Task goal: Among the entries, which lines carry the string "content"? Copy every one.

Provided information:
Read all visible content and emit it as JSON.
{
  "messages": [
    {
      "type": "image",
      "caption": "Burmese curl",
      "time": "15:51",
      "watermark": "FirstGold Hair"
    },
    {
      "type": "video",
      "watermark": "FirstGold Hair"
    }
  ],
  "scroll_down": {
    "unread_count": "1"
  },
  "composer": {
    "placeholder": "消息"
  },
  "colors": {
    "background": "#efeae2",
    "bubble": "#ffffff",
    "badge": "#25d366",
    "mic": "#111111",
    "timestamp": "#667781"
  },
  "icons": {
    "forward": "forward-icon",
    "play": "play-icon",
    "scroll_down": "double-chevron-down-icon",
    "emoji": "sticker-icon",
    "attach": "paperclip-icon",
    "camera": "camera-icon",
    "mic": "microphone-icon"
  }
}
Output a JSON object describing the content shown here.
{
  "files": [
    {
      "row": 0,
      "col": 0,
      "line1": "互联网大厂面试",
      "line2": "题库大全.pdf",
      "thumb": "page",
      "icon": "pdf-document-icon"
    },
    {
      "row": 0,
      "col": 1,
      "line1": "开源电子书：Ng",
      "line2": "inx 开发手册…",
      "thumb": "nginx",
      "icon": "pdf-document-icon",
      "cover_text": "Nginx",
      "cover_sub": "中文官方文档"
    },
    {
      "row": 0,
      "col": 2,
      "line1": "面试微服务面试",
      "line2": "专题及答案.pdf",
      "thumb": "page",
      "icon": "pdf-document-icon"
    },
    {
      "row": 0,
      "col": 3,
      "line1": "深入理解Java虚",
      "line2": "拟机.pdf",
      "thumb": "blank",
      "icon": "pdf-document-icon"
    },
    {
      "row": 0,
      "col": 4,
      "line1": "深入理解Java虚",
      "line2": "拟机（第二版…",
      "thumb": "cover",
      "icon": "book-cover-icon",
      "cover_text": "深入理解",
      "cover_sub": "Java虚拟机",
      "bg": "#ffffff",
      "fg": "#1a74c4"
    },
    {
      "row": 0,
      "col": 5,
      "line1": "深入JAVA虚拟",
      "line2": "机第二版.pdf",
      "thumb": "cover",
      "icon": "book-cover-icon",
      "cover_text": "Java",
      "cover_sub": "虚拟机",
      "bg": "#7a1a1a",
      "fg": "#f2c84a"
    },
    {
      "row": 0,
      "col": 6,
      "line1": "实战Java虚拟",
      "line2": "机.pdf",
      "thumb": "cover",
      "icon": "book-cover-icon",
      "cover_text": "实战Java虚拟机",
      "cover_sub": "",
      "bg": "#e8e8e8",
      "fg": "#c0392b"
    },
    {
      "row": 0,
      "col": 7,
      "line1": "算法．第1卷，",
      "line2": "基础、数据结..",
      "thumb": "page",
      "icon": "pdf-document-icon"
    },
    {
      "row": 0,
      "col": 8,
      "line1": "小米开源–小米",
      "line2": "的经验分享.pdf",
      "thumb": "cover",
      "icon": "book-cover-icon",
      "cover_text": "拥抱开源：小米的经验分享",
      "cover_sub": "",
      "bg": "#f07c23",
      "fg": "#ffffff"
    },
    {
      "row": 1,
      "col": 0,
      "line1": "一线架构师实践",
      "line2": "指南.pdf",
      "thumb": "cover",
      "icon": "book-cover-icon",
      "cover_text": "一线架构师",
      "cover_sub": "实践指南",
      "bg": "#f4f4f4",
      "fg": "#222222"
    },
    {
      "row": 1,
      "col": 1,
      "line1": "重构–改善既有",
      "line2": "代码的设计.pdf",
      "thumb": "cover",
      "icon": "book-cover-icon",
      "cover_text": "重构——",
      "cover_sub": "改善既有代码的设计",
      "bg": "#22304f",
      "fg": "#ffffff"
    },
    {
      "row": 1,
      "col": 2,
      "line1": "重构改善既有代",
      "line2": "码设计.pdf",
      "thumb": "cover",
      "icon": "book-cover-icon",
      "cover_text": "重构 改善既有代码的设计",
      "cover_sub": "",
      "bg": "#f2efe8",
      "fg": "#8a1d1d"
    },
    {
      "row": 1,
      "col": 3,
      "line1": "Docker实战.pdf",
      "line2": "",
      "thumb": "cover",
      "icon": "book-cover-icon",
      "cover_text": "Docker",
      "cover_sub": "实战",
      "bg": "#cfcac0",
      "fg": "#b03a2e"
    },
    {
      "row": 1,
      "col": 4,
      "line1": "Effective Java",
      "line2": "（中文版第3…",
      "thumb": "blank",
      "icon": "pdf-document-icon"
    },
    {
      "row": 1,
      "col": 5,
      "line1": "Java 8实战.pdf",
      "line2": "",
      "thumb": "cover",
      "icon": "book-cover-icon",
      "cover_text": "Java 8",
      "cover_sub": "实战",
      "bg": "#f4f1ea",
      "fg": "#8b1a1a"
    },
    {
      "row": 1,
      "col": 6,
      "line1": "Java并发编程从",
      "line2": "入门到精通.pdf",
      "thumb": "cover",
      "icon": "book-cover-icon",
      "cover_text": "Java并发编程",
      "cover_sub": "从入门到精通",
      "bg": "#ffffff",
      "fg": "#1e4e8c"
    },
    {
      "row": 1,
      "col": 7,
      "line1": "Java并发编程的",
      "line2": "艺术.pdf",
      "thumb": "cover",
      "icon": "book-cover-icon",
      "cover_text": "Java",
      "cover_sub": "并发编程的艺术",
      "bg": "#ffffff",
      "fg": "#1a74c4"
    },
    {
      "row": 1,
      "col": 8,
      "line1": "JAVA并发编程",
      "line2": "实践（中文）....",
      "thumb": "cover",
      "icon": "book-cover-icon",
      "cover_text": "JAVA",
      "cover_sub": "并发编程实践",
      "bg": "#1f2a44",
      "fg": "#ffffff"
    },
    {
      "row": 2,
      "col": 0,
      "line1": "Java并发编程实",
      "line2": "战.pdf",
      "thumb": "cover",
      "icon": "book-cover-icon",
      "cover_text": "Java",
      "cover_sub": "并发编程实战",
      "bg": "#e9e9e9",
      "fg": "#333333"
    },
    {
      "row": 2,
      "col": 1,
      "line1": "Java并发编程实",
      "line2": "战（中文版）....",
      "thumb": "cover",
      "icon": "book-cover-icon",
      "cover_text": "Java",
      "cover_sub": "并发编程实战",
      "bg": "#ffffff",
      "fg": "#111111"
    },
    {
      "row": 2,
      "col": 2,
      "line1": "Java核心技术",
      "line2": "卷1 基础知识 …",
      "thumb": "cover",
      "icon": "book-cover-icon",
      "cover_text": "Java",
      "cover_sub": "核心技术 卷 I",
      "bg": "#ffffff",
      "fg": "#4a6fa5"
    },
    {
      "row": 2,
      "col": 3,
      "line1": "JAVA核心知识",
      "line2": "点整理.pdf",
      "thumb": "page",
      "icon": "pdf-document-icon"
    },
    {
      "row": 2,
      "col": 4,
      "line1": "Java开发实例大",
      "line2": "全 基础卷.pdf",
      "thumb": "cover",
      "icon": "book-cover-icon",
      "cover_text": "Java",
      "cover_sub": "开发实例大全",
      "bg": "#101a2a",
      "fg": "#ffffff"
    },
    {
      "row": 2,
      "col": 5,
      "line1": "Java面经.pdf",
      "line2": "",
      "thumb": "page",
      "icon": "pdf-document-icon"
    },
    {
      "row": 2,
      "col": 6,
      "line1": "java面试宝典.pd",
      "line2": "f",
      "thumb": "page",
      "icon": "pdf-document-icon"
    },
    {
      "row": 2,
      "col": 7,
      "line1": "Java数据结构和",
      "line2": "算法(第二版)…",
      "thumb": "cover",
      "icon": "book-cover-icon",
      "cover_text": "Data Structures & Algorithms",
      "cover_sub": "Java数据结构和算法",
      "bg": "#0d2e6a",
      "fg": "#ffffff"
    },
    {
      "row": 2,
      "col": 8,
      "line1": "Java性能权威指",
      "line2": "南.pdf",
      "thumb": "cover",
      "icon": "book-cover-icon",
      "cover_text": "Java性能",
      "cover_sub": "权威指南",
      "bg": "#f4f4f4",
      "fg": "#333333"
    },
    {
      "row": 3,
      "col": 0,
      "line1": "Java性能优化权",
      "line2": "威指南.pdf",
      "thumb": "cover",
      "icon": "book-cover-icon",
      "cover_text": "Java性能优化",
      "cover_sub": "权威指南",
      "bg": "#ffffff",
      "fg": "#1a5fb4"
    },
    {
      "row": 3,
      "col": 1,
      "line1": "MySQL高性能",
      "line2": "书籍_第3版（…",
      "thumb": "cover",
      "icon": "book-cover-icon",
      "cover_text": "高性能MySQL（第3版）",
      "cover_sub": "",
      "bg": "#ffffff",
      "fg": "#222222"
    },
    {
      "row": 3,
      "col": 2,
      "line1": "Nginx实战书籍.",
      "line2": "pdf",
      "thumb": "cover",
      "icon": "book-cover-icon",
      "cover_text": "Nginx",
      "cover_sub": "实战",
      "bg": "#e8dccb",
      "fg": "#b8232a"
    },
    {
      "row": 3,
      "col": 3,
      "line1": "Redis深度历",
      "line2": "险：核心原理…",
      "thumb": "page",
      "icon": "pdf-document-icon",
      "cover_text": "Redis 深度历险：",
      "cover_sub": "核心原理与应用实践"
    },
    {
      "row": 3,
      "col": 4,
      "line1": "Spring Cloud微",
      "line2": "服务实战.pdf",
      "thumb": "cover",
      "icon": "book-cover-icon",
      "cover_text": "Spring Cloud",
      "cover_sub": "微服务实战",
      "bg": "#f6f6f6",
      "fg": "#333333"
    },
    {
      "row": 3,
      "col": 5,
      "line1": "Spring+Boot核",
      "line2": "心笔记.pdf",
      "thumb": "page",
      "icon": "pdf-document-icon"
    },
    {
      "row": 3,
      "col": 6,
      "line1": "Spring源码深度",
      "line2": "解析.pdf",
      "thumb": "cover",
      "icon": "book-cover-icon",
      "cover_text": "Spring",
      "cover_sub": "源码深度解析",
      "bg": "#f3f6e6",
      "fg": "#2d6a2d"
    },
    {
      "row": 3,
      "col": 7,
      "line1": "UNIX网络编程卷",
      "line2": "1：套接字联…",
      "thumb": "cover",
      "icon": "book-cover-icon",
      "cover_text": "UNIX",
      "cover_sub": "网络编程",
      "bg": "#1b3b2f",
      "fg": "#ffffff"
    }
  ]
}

Solution for this problem:
Read all visible content and emit it as JSON.
Output a JSON object describing the content shown here.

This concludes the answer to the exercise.